When I was walking in to work yesterday morning, with the temperature at a brisk 10 degrees Fahrenheit, I noticed apparent barefoot marks on the new-fallen snow. Could someone please reassure me that there is athletic footwear that cleverly leaves the imprint of a human foot? I’d hate to think that some poor wretch was outside running barefoot down Third Street on a cold winter’s morning.
Yesterday morning I was at my desk at the office, innocently attending to work, when the email chime sounded. I gave the new message a quick glance, saw that it was a sales pitch, and moved my hand to hit the delete button — when I realized that the email message had a very disturbing subtext to it.
The “re” line read: “Walk-in Bathtub Right For You? Free Brochure.” The email, from “America’s Leader in Walk-In Tubs” — no doubt a highly competitive field — featured a color photo of a walk-in bathtub described as “the first walk-in bath commended by The Arthritis Foundation.” And if that stamp of approval wasn’t enough, other bullet points in the email read “Make Bathing Safe and Easy,” “Ideal for People with Limited Mobility,” and “Hydrovescent Therapy for Gentle Massage to Help Ease Away Your Aches and Pains.”
Yikes! How did I get on the list for this depressing email solicitation? When “America’s Leader in Walk-in Tubs” thinks that a walk-in tub might be “right for you,” you might as well hang up the spurs and head to the old folks’ home. You’re obviously presumed to be decrepit and incapable of attending to basic personal hygiene using standard devices.
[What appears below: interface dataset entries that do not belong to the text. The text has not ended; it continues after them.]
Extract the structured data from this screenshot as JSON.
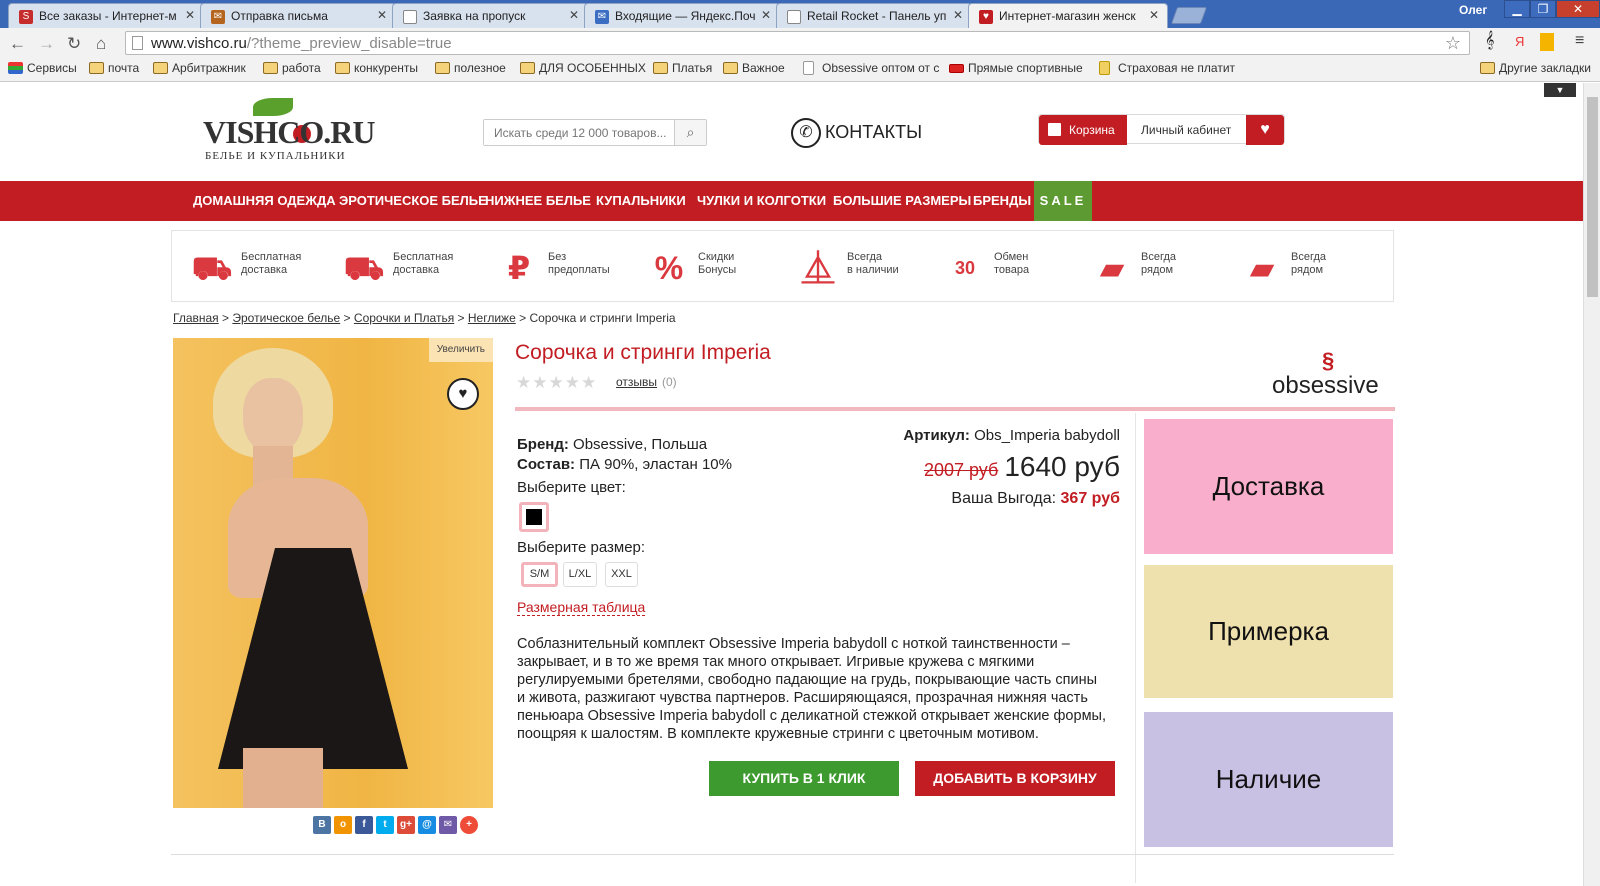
{
  "browser": {
    "tabs": [
      {
        "title": "Все заказы - Интернет-м",
        "fav_color": "#c72c2c",
        "fav_glyph": "S"
      },
      {
        "title": "Отправка письма",
        "fav_color": "#b5651d",
        "fav_glyph": "✉"
      },
      {
        "title": "Заявка на пропуск",
        "fav_color": "#ffffff",
        "fav_glyph": ""
      },
      {
        "title": "Входящие — Яндекс.Поч",
        "fav_color": "#3b6ec2",
        "fav_glyph": "✉"
      },
      {
        "title": "Retail Rocket - Панель уп",
        "fav_color": "#ffffff",
        "fav_glyph": ""
      },
      {
        "title": "Интернет-магазин женск",
        "fav_color": "#c21d22",
        "fav_glyph": "♥"
      }
    ],
    "user": "Олег",
    "url_host": "www.vishco.ru",
    "url_path": "/?theme_preview_disable=true",
    "bookmarks": [
      {
        "label": "Сервисы",
        "icon": "apps-icon"
      },
      {
        "label": "почта",
        "icon": "folder-icon"
      },
      {
        "label": "Арбитражник",
        "icon": "folder-icon"
      },
      {
        "label": "работа",
        "icon": "folder-icon"
      },
      {
        "label": "конкуренты",
        "icon": "folder-icon"
      },
      {
        "label": "полезное",
        "icon": "folder-icon"
      },
      {
        "label": "ДЛЯ ОСОБЕННЫХ",
        "icon": "folder-icon"
      },
      {
        "label": "Платья",
        "icon": "folder-icon"
      },
      {
        "label": "Важное",
        "icon": "folder-icon"
      },
      {
        "label": "Obsessive оптом от с",
        "icon": "page-icon"
      },
      {
        "label": "Прямые спортивные",
        "icon": "live-icon"
      },
      {
        "label": "Страховая не платит",
        "icon": "page-icon"
      },
      {
        "label": "Другие закладки",
        "icon": "folder-icon"
      }
    ]
  },
  "site": {
    "logo_text": "VISHCO.RU",
    "logo_sub": "БЕЛЬЕ И КУПАЛЬНИКИ",
    "search_placeholder": "Искать среди 12 000 товаров...",
    "contacts": "КОНТАКТЫ",
    "cart": "Корзина",
    "account": "Личный кабинет",
    "menu": [
      "ДОМАШНЯЯ ОДЕЖДА",
      "ЭРОТИЧЕСКОЕ БЕЛЬЕ",
      "НИЖНЕЕ БЕЛЬЕ",
      "КУПАЛЬНИКИ",
      "ЧУЛКИ И КОЛГОТКИ",
      "БОЛЬШИЕ РАЗМЕРЫ",
      "БРЕНДЫ",
      "SALE"
    ],
    "advantages": [
      {
        "icon": "truck-icon",
        "text": "Бесплатная\nдоставка"
      },
      {
        "icon": "truck-icon",
        "text": "Бесплатная\nдоставка"
      },
      {
        "icon": "money-bag-icon",
        "text": "Без\nпредоплаты"
      },
      {
        "icon": "percent-icon",
        "text": "Скидки\nБонусы"
      },
      {
        "icon": "hanger-icon",
        "text": "Всегда\nв наличии"
      },
      {
        "icon": "exchange-30-icon",
        "text": "Обмен\nтовара"
      },
      {
        "icon": "russia-map-icon",
        "text": "Всегда\nрядом"
      },
      {
        "icon": "russia-map-icon",
        "text": "Всегда\nрядом"
      }
    ],
    "breadcrumbs": [
      "Главная",
      "Эротическое белье",
      "Сорочки и Платья",
      "Неглиже"
    ],
    "breadcrumb_current": "Сорочка и стринги Imperia"
  },
  "product": {
    "title": "Сорочка и стринги Imperia",
    "reviews_label": "отзывы",
    "reviews_count": "(0)",
    "rating": 0,
    "zoom_label": "Увеличить",
    "brand_logo": "obsessive",
    "brand_label": "Бренд:",
    "brand_value": "Obsessive, Польша",
    "composition_label": "Состав:",
    "composition_value": "ПА 90%, эластан 10%",
    "article_label": "Артикул:",
    "article_value": "Obs_Imperia babydoll",
    "old_price": "2007 руб",
    "price": "1640 руб",
    "savings_label": "Ваша Выгода:",
    "savings_value": "367 руб",
    "choose_color": "Выберите цвет:",
    "color_swatch": "#000000",
    "choose_size": "Выберите размер:",
    "sizes": [
      "S/M",
      "L/XL",
      "XXL"
    ],
    "selected_size": "S/M",
    "size_table": "Размерная таблица",
    "description": "Соблазнительный комплект Obsessive Imperia babydoll с ноткой таинственности – закрывает, и в то же время так много открывает. Игривые кружева с мягкими регулируемыми бретелями, свободно падающие на грудь, покрывающие часть спины и живота, разжигают чувства партнеров. Расширяющаяся, прозрачная нижняя часть пеньюара Obsessive Imperia babydoll с деликатной стежкой открывает женские формы, поощряя к шалостям. В комплекте кружевные стринги с цветочным мотивом.",
    "buy_one_click": "КУПИТЬ В 1 КЛИК",
    "add_to_cart": "ДОБАВИТЬ В КОРЗИНУ",
    "share_icons": [
      "vk-icon",
      "odnoklassniki-icon",
      "facebook-icon",
      "twitter-icon",
      "google-plus-icon",
      "mailru-icon",
      "email-icon",
      "more-icon"
    ]
  },
  "info_boxes": [
    {
      "label": "Доставка",
      "color": "#f9afcb"
    },
    {
      "label": "Примерка",
      "color": "#efe1ad"
    },
    {
      "label": "Наличие",
      "color": "#c9c1e4"
    }
  ],
  "colors": {
    "brand_red": "#c21d22",
    "sale_green": "#5e9a32",
    "buy_green": "#3d9a2e",
    "chrome_blue": "#3a68b6"
  }
}
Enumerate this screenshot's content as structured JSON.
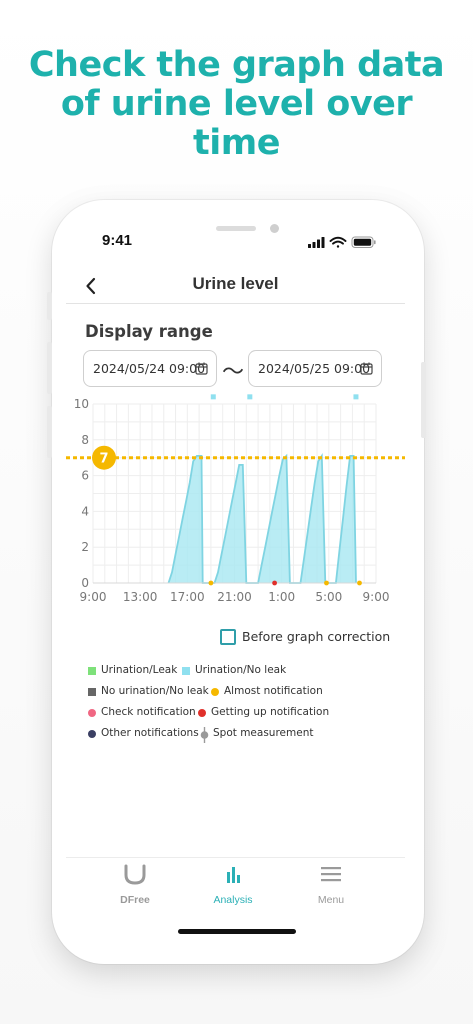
{
  "headline": {
    "line1": "Check the graph data",
    "line2": "of urine level over",
    "line3": "time"
  },
  "status_bar": {
    "time": "9:41"
  },
  "nav": {
    "title": "Urine level"
  },
  "display_range": {
    "label": "Display range",
    "start": "2024/05/24 09:00",
    "separator": "〜",
    "end": "2024/05/25 09:00"
  },
  "chart_data": {
    "type": "area",
    "y_ticks": [
      "10",
      "8",
      "6",
      "4",
      "2",
      "0"
    ],
    "x_ticks": [
      "9:00",
      "13:00",
      "17:00",
      "21:00",
      "1:00",
      "5:00",
      "9:00"
    ],
    "ylim": [
      0,
      10
    ],
    "x_range_hours": [
      9,
      33
    ],
    "grid": true,
    "threshold": {
      "value": 7,
      "label": "7",
      "color": "#f5b800"
    },
    "area_color": "#a7e7f1",
    "line_color": "#7fd4e2",
    "series": [
      {
        "points": [
          [
            15.4,
            0
          ],
          [
            15.7,
            0.6
          ],
          [
            16.0,
            1.6
          ],
          [
            16.3,
            2.6
          ],
          [
            16.6,
            3.6
          ],
          [
            16.9,
            4.6
          ],
          [
            17.2,
            5.6
          ],
          [
            17.5,
            6.8
          ],
          [
            17.8,
            7.1
          ],
          [
            18.2,
            7.1
          ],
          [
            18.3,
            0
          ],
          [
            19.3,
            0
          ],
          [
            19.6,
            0.6
          ],
          [
            19.9,
            1.6
          ],
          [
            20.2,
            2.6
          ],
          [
            20.5,
            3.6
          ],
          [
            20.8,
            4.6
          ],
          [
            21.1,
            5.6
          ],
          [
            21.4,
            6.6
          ],
          [
            21.7,
            6.6
          ],
          [
            22.0,
            0
          ],
          [
            23.0,
            0
          ],
          [
            23.3,
            1.0
          ],
          [
            23.6,
            2.0
          ],
          [
            23.9,
            3.0
          ],
          [
            24.2,
            4.0
          ],
          [
            24.5,
            5.0
          ],
          [
            24.8,
            6.0
          ],
          [
            25.1,
            6.9
          ],
          [
            25.4,
            7.1
          ],
          [
            25.7,
            0
          ],
          [
            26.6,
            0
          ],
          [
            26.9,
            1.4
          ],
          [
            27.2,
            2.8
          ],
          [
            27.5,
            4.2
          ],
          [
            27.8,
            5.6
          ],
          [
            28.1,
            6.8
          ],
          [
            28.4,
            7.1
          ],
          [
            28.7,
            0
          ],
          [
            29.6,
            0
          ],
          [
            29.9,
            1.8
          ],
          [
            30.2,
            3.6
          ],
          [
            30.5,
            5.4
          ],
          [
            30.8,
            7.1
          ],
          [
            31.1,
            7.1
          ],
          [
            31.3,
            0
          ]
        ]
      }
    ],
    "markers": [
      {
        "x": 19.2,
        "y": 10.4,
        "kind": "urination-no-leak"
      },
      {
        "x": 22.3,
        "y": 10.4,
        "kind": "urination-no-leak"
      },
      {
        "x": 31.3,
        "y": 10.4,
        "kind": "urination-no-leak"
      },
      {
        "x": 19.0,
        "y": 0,
        "kind": "almost-notification"
      },
      {
        "x": 24.4,
        "y": 0,
        "kind": "getting-up-notification"
      },
      {
        "x": 28.8,
        "y": 0,
        "kind": "almost-notification"
      },
      {
        "x": 31.6,
        "y": 0,
        "kind": "almost-notification"
      }
    ]
  },
  "before_correction": {
    "label": "Before graph correction",
    "color": "#2f9ea9"
  },
  "legend": [
    {
      "label": "Urination/Leak",
      "color": "#7ee17a",
      "shape": "square"
    },
    {
      "label": "Urination/No leak",
      "color": "#8fe0ef",
      "shape": "square"
    },
    {
      "label": "No urination/No leak",
      "color": "#666666",
      "shape": "square"
    },
    {
      "label": "Almost notification",
      "color": "#f5b800",
      "shape": "dot"
    },
    {
      "label": "Check notification",
      "color": "#f06783",
      "shape": "dot"
    },
    {
      "label": "Getting up notification",
      "color": "#e0302b",
      "shape": "dot"
    },
    {
      "label": "Other notifications",
      "color": "#3b3f63",
      "shape": "dot"
    },
    {
      "label": "Spot measurement",
      "color": "#9a9a9a",
      "shape": "spot"
    }
  ],
  "tabs": [
    {
      "label": "DFree",
      "icon": "dfree-device-icon",
      "active": false
    },
    {
      "label": "Analysis",
      "icon": "bar-chart-icon",
      "active": true
    },
    {
      "label": "Menu",
      "icon": "hamburger-menu-icon",
      "active": false
    }
  ],
  "colors": {
    "accent": "#1eb1ac",
    "active_tab": "#2bb0b6",
    "inactive_tab": "#9a9a9a"
  }
}
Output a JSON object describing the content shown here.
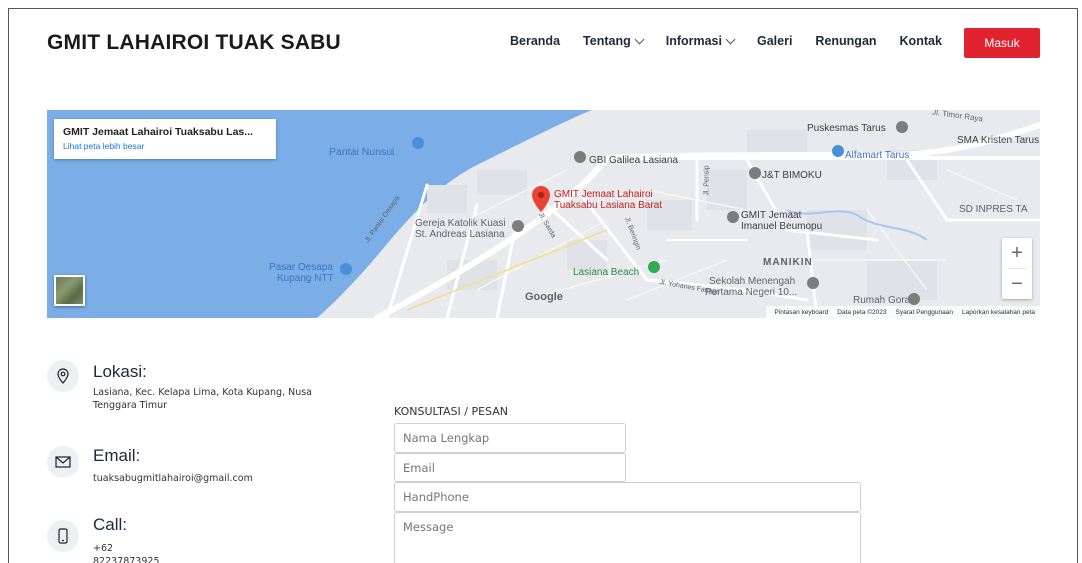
{
  "header": {
    "site_title": "GMIT LAHAIROI TUAK SABU",
    "nav": [
      {
        "label": "Beranda",
        "has_dropdown": false
      },
      {
        "label": "Tentang",
        "has_dropdown": true
      },
      {
        "label": "Informasi",
        "has_dropdown": true
      },
      {
        "label": "Galeri",
        "has_dropdown": false
      },
      {
        "label": "Renungan",
        "has_dropdown": false
      },
      {
        "label": "Kontak",
        "has_dropdown": false
      }
    ],
    "login_label": "Masuk"
  },
  "map": {
    "card_title": "GMIT Jemaat Lahairoi Tuaksabu Las...",
    "card_link": "Lihat peta lebih besar",
    "labels": {
      "pantai_nunsui": "Pantai Nunsui",
      "gbi": "GBI Galilea Lasiana",
      "puskesmas": "Puskesmas Tarus",
      "sma": "SMA Kristen Tarus",
      "alfamart": "Alfamart Tarus",
      "jt": "J&T BIMOKU",
      "pin_line1": "GMIT Jemaat Lahairoi",
      "pin_line2": "Tuaksabu Lasiana Barat",
      "gereja1": "Gereja Katolik Kuasi",
      "gereja2": "St. Andreas Lasiana",
      "imanuel1": "GMIT Jemaat",
      "imanuel2": "Imanuel Beumopu",
      "sd": "SD INPRES TA",
      "manikin": "MANIKIN",
      "pasar1": "Pasar Oesapa",
      "pasar2": "Kupang NTT",
      "beach": "Lasiana Beach",
      "smp1": "Sekolah Menengah",
      "smp2": "Pertama Negeri 10...",
      "rumah": "Rumah Goran",
      "road_raya": "Jl. Timor Raya",
      "road_pantai": "Jl. Pantai Oesapa",
      "road_yohanes": "Jl. Yohanes Fanggi",
      "road_pensip": "Jl. Pensip",
      "road_sarda": "Jl. Sarda",
      "road_beringin": "Jl. Beringin"
    },
    "zoom_in": "+",
    "zoom_out": "−",
    "google": "Google",
    "footer": [
      "Pintasan keyboard",
      "Data peta ©2023",
      "Syarat Penggunaan",
      "Laporkan kesalahan peta"
    ]
  },
  "contact": {
    "location_heading": "Lokasi:",
    "location_value": "Lasiana, Kec. Kelapa Lima, Kota Kupang, Nusa Tenggara Timur",
    "email_heading": "Email:",
    "email_value": "tuaksabugmitlahairoi@gmail.com",
    "call_heading": "Call:",
    "call_value": "+62 82237873925"
  },
  "form": {
    "label": "KONSULTASI / PESAN",
    "name_placeholder": "Nama Lengkap",
    "email_placeholder": "Email",
    "phone_placeholder": "HandPhone",
    "message_placeholder": "Message"
  },
  "colors": {
    "accent": "#e0232e",
    "map_water": "#7baee6",
    "map_land": "#e8eaed",
    "link_blue": "#1a73e8"
  },
  "icons": [
    "chevron-down-icon",
    "map-pin-icon",
    "location-icon",
    "mail-icon",
    "phone-icon"
  ]
}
The email gave me the option of clicking for a “free information kit” about the virtues of that walk-in tub, but I think I’ll pass on any action that would confirm my place on a codger email list. My youthful self image won’t stand up against an inbox filled with email solicitations for Serutan, trusses, walkers, sensible shoes, retirement communities, and deals on prescription medication.